Cancun Fires: Jungle Burns, But Beaches Unaffected
Jul. 31, 1989
CANCUN, Mexico (AP) _ Low, creeping jungle fires fed by debris from Hurricane Gilbert have charred hundreds of miles of the Yucatan Peninsula, but the beaches have been spared.
''We need two or three days of continual rain to put it out. We need another hurricane, but a benevolent one,'' said Jose Angel Loria, the Agriculture Department's top official in Quintana Roo state.
Prevailing winds from the sea pushed the fires and smoke away from the plush resort of Cancun, where they started in March on the city's western fringes, and from a string of towns dotting the white-sand coast.
But by the end of July the fires had burned 370,000 acres of forest in a 70-mile strip down the Yucatan, feeding on deadfall from last September's hurricane. Ecologists say the fire has damaged the thin soil and accuse the government of bumbling and delay in fighting the blaze.

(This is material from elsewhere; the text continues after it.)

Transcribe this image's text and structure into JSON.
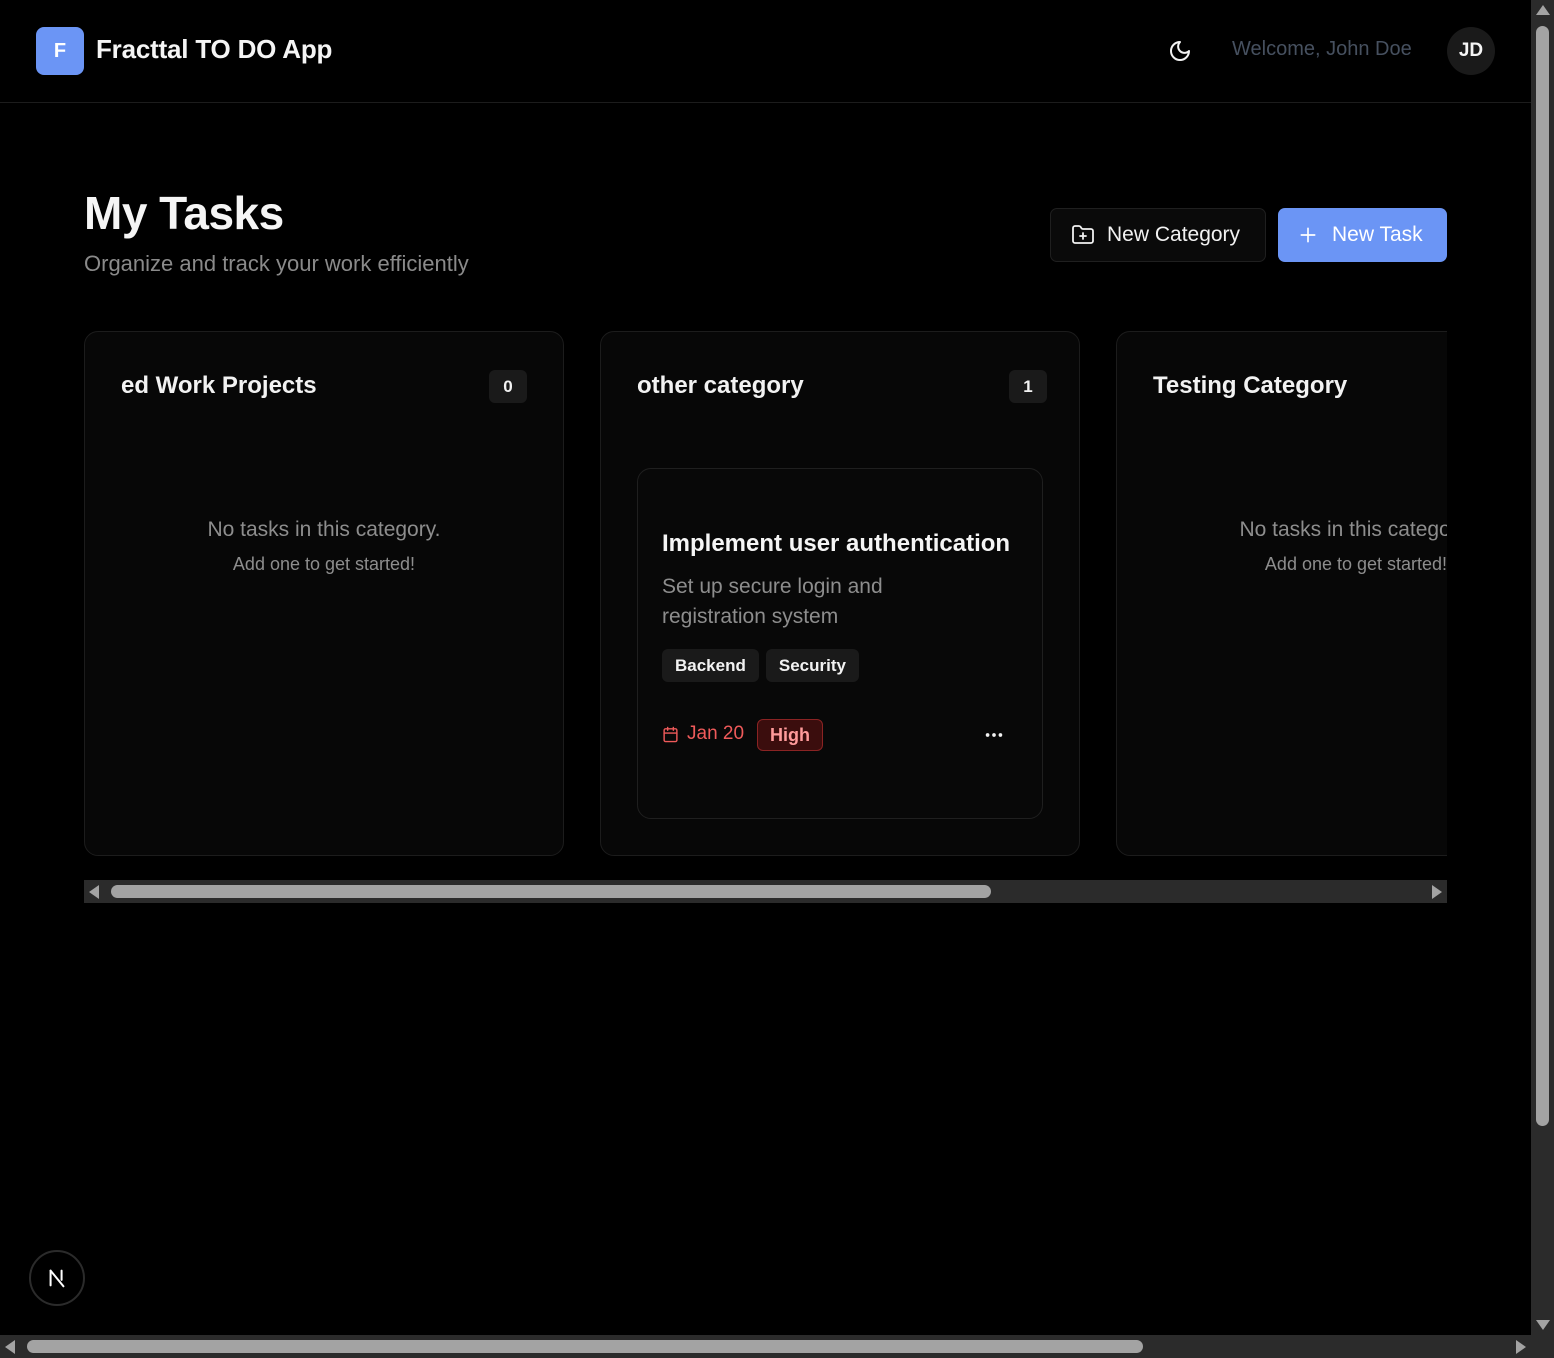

''The Cancun fires are an ecological disaster of great proportions,'' said Homero Aridjis, a spokesman for the Group of 100 Artists and Intellectuals, one of Mexico's main environmental organizations.
Mark Goldston of Syosset, N.Y., saw thin columns of smoke as he flew into Cancun for a vacation.
''There were so many of them we began to wonder if they were geysers of some sort,'' he said.
Traveling along the coast to the south, he noticed the smell of smoke. On that road, and west toward the Mayan ruins of Chichen Itza, patches of burned jungle run up to the edge of the road.
But a tourist on the beach at Cancun's hotel strip, across a large lagoon from the mainland, wouldn't know there was a fire. Several tourists mentioned seeing smoke from the air, but none said it interfered with their vacation.
Jose Ignacio Pedroza Alvarez, administrator of the Cancun office of the Urban Development and Ecology Department, said loss of vegetation and dislocation of wildlife is substantial.
Slow-moving creatures like snakes have been found in the ashes, but most large mammals and other swift-moving animals are believed to have escaped, he said. No one has been injured or killed and no homes have been destroyed.
''They have gone to nearby areas, fortunately, jungle areas that have the same characteristics,'' he said. ''They may adapt to the place, but two things can happen: the struggle against other species for food and the competition for space.''
Gilbert's howling winds left 2.5 million acres of forest a tinderbox of fallen trees, branches and leaves. There have been similar fires after previous hurricanes, but they didn't blow down as much timber.
The Yucatan forest, on a limestone cap covered by as little as three inches of soil, is not the classic towering rain forest of broadleafed trees, tangles of vines and dangling lianas like the famous Lacondon jungle 400 miles to the southwest. Most of the Yucatan trees are under 100 feet tall.
Loria said the six main fires stretch from the northeast corner of the Yucatan Peninsula 70 miles south past Cancun toward the snorkeling lagoon of Xel Ha.
''What we are sure of is that man caused the fires,'' said Loria. He said they could have been ignited by the slash and burn agriculture common in the area, cigarette butts or campfires left by hunters.
Critics say bureaucracy interfered with projects to clear fallen timber and that the government did nothing when the fires started, confident the rains would come, as usual, in May. But there has been little rain.
''There was little attention from the state government until the situation reached uncontrollable proportions,'' said Fernando Gutierrez, who is active in the local Mayab Ecological Group.
Loria said some work was done but confirmed that officials were, in fact, waiting for rain. In July, he said, winds fanned the flames, spreading the fire 2,500 acres a day.
That was when 2,700 army and navy troops were called in, joining a maximum of 500 civilians to cut firebreaks and limit the blazes.
The fire has been fickle, sending out fingers a foot or two high that turn the litter of leaves to thick ash, burn small trees and char big trunks until a tree topples, but sparing others.
From a low-flying plane, blackened earth shows through a still-green canopy. Some trees that survived may die soon because their roots burned, Pedroza said.